The Patient Eye
The Columbus Museum, Georgia
Over the course of 7 days, Jonathan VanDyke stands and silently contemplates 16 historic quilts for 3 hours each. VanDyke chose these graphically dynamic quilts from the museum's collection. These rarely-displayed quilts, some of which have never been on public view, were originally used as functional objects in the domestic sphere, and in many cases their makers are anonymous. The performance takes place within an installation in the museum's central galleria space, offering long views of these objects' aesthetically bold and abstract patterns.
Each quilt is displayed horizontally on a platform, and then pulled up vertically so that viewers can see both its front and back. Open storage racks, and a large table where museum personnel and volunteers fold and unfold these objects, provides public access to aspects of collection management that are typically out of view. Visitors are welcome to stand and sit with the artist during this 48-hour performance, and experience their own version of slow looking. A group of museum volunteers and students from Columbus State University assist the museum's registrarial staff in unfurling, mounting, and folding the quilt collection.
Commissioned by The Columbus Museum and organized by Dr. Jonathan Frederick Walz, Curator
Thank you to students from Columbus State University, under the guidance of Mike McFalls, and to the museum's volunteer corp and to the entire Columbus Museum staff.
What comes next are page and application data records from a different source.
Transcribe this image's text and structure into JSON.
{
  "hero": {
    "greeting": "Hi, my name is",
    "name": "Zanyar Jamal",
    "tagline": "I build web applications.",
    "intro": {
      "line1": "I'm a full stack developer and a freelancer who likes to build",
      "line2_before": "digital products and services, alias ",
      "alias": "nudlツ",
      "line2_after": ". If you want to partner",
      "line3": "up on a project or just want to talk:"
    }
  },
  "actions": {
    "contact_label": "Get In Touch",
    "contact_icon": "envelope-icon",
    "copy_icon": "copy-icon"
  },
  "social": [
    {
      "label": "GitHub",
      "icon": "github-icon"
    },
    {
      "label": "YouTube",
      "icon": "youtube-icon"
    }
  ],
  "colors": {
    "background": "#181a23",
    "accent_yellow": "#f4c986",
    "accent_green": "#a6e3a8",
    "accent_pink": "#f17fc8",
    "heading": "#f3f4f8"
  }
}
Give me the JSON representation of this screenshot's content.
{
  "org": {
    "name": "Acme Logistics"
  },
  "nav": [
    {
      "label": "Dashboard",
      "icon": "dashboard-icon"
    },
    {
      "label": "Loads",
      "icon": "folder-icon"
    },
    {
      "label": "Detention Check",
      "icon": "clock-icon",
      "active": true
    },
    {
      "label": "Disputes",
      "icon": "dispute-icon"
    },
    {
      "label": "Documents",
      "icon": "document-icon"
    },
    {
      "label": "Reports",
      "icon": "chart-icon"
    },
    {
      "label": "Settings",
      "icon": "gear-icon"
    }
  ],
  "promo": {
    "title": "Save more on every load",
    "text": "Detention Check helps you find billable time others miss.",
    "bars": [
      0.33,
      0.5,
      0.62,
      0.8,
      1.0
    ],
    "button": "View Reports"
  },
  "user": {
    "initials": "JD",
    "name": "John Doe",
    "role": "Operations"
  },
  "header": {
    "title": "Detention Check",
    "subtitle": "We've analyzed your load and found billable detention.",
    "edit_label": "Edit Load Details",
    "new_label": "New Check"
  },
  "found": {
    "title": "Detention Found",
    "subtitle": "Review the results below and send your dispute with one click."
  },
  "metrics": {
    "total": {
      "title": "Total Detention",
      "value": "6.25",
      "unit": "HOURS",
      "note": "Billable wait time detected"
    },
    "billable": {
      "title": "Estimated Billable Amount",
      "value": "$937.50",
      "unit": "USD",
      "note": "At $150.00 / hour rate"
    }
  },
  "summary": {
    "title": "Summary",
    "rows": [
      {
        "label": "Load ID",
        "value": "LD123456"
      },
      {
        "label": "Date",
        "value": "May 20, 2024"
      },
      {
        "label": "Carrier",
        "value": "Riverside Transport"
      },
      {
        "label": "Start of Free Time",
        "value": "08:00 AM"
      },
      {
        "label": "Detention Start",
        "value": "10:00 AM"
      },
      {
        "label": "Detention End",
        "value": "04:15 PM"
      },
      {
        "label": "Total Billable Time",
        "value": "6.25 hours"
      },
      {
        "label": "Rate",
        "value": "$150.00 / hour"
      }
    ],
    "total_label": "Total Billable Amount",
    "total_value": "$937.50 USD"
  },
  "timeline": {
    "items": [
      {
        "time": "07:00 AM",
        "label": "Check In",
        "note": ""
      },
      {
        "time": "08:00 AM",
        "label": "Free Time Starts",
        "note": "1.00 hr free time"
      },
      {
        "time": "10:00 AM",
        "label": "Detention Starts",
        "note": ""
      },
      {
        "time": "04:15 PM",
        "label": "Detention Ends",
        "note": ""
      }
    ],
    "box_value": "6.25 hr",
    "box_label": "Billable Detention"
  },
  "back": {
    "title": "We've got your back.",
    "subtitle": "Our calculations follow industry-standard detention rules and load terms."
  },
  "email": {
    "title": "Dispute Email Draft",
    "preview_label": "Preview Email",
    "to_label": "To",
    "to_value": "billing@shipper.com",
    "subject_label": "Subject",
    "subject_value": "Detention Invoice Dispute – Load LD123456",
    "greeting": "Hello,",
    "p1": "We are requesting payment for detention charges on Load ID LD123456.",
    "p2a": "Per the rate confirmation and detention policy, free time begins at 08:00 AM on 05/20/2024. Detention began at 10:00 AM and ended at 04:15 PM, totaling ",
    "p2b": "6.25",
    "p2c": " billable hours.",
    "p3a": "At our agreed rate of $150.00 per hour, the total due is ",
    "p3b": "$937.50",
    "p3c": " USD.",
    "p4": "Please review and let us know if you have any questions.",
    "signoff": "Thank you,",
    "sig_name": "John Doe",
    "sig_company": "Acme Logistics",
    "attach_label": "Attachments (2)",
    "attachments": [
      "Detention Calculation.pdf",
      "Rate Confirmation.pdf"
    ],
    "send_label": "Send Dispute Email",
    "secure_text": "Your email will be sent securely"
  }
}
Special thanks to Curator Jonathan Walz and to Registrar Aimee Brooks